© by scj


  1. Yay! Love your willingness to talk the theology with others who are questioning in a respectful way. It's hard these days to find those who can truly participate in Christian Apologetics without devolving into irrationality and mudslinging.

    Gryphon's passion for apologetics has rubbed off on me. (He was on the other side of the debate until his Junior year of college--and thoroughly enjoyed the debates)

    1. Should marriage be a part of my future, I look forward to my husband's interests rubbing off on me. What fun!

      I imagine your sharp mind and intentionality in building relationships have given you many opportunities to explore the claims of Christ with the people you meet. It is such a life-giving opportunity, isn't it?!

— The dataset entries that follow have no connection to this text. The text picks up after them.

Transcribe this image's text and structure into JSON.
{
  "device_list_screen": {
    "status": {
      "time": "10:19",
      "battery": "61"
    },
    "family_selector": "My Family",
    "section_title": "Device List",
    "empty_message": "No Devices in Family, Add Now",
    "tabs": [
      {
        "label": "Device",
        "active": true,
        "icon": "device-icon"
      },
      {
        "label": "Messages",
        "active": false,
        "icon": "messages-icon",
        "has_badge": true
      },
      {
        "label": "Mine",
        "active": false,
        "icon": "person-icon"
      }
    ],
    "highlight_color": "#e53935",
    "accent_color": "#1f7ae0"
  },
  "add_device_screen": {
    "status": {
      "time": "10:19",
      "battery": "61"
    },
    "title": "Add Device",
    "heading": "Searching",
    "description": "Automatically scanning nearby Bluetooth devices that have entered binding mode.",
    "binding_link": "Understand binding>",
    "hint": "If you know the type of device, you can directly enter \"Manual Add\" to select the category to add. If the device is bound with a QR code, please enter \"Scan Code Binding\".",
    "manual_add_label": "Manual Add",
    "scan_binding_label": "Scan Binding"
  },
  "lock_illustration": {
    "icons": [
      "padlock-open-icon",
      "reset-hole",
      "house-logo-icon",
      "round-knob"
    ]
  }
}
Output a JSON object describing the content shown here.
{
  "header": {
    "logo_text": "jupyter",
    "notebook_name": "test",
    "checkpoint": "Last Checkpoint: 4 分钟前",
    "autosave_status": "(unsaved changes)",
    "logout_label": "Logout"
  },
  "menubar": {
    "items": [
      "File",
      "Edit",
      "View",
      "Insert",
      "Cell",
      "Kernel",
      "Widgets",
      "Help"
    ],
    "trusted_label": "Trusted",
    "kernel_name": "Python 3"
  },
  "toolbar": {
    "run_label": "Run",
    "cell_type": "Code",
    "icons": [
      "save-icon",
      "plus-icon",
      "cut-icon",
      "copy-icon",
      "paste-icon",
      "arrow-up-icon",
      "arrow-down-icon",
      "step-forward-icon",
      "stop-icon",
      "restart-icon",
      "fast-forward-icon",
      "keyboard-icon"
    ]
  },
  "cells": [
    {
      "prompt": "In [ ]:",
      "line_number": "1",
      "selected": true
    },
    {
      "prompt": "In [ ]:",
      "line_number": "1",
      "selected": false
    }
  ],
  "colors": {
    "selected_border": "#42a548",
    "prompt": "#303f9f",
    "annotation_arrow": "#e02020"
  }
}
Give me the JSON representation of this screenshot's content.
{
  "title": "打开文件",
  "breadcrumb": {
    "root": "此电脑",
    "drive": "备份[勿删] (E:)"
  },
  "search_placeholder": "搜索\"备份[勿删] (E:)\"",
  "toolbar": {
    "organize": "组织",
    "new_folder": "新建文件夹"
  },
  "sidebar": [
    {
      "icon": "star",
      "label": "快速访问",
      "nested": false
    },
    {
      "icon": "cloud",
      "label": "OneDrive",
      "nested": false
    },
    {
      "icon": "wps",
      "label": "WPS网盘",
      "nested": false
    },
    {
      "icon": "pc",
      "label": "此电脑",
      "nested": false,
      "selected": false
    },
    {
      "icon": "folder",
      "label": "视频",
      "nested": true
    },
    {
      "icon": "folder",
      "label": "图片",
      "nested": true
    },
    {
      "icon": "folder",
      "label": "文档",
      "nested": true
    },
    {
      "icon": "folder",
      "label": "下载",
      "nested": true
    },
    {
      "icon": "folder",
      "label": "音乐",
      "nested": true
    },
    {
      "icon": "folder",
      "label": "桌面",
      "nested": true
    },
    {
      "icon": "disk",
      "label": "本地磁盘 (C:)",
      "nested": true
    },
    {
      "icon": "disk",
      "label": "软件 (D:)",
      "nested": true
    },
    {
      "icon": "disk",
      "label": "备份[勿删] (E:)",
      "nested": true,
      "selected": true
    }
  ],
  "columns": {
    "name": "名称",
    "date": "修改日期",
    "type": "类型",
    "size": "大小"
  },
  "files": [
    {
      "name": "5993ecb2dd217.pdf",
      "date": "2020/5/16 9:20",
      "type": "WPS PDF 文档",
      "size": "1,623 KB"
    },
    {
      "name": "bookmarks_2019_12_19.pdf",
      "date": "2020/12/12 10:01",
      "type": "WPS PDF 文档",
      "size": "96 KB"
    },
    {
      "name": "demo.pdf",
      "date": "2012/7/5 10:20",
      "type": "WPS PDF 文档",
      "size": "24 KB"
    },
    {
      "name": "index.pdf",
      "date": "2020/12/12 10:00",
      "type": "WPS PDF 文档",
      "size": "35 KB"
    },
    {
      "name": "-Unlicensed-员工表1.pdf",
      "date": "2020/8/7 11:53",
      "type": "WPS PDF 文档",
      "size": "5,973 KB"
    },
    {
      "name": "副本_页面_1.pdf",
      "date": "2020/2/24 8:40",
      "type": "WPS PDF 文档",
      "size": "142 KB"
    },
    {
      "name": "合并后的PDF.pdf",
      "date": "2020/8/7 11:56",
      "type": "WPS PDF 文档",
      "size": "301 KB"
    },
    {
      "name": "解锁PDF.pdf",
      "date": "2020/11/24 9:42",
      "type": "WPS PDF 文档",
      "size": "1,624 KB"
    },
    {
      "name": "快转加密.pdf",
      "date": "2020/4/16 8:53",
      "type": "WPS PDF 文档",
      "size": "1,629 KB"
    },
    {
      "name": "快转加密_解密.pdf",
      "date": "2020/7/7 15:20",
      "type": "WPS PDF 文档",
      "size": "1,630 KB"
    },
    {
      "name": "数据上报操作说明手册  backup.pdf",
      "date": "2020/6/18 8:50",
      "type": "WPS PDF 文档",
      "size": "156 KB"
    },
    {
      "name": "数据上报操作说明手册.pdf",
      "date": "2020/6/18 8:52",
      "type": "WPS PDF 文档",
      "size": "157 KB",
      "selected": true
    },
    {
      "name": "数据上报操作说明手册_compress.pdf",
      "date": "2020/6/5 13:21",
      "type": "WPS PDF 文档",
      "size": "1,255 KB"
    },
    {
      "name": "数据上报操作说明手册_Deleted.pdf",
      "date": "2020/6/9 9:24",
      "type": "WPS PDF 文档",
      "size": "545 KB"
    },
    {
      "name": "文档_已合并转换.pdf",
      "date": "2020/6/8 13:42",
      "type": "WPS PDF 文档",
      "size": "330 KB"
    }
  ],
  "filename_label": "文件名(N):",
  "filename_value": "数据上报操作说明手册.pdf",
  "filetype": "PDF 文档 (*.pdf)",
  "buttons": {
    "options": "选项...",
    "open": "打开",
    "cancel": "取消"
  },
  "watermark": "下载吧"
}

  2. Stumbled upon your blog and am fascinated to read about your adventures in online dating. Reminds me a little of the interesting journey of Sarah and Tobias in the Book of Tobit read through a metaphorical and psychological lens. May St. Raphael watch over you.


    1. Hi, John,

      Thanks for sharing. This is a fascinating parallel you've drawn! Do you mind expounding a bit? What is it about my online dating journey that reminds you of the journey of Sarah and Tobias? I'm interested!


  3. Hi Sarah,

    In general, when Christians talk about dating, I think of the Book of Tobit. Here are some highlights that I think are worth noting, though mileage on individual cases may vary :).

    1. Sarah had a deep desire for an intimate relationship.

    2. Sarah was in despair given her lived experiences. She saw her husband-to-be die unexpectedly. Twice. Right on the edge of consummation. When a relationship ends and we don't quite understand why it ended, it is akin to experiencing and witnessing an internal, psychological death.

    3. Even in Sarah's despair and prayer, God is at work in brining Tobias to her.

    4. Tobias needed an angel, to guide him and lead him in the journey. Even then, he had to face and conquer death on his own. The very object that he conquered is also what protects him and brings healing to Sarah. The path for a righteous man towards marriage is also one that involves him battling and conquering the things that can swallow him up. For most men it is not the threat of physical death, but the threat of spiritual and psychological death.

    5. Tobias' journey was initiated by an unforeseen event on Pentecost. The Holy Spirit is ultimately at work in bringing people together.

    6. Tobias = God is good.


    1. Hi, John,

      Sorry for my delayed response. The ol' bloski has gotten pushed to the back burner this week.

      Thanks for fleshing out this parallel between Christian dating and the story of Sarah and Tobias.

      Although I don't currently identify with the despair Sarah feels, I most certainly identify with this idea that experiencing a break-up can be like experiencing a death. And I also love the story's emphasis on the role of the Holy Spirit in uniting people. I'm thankful for his goodness, and his involvement in the details! Any story that spotlights the goodness and sovereignty of the Spirit of God must be worth reading!

      I'm glad you shared this,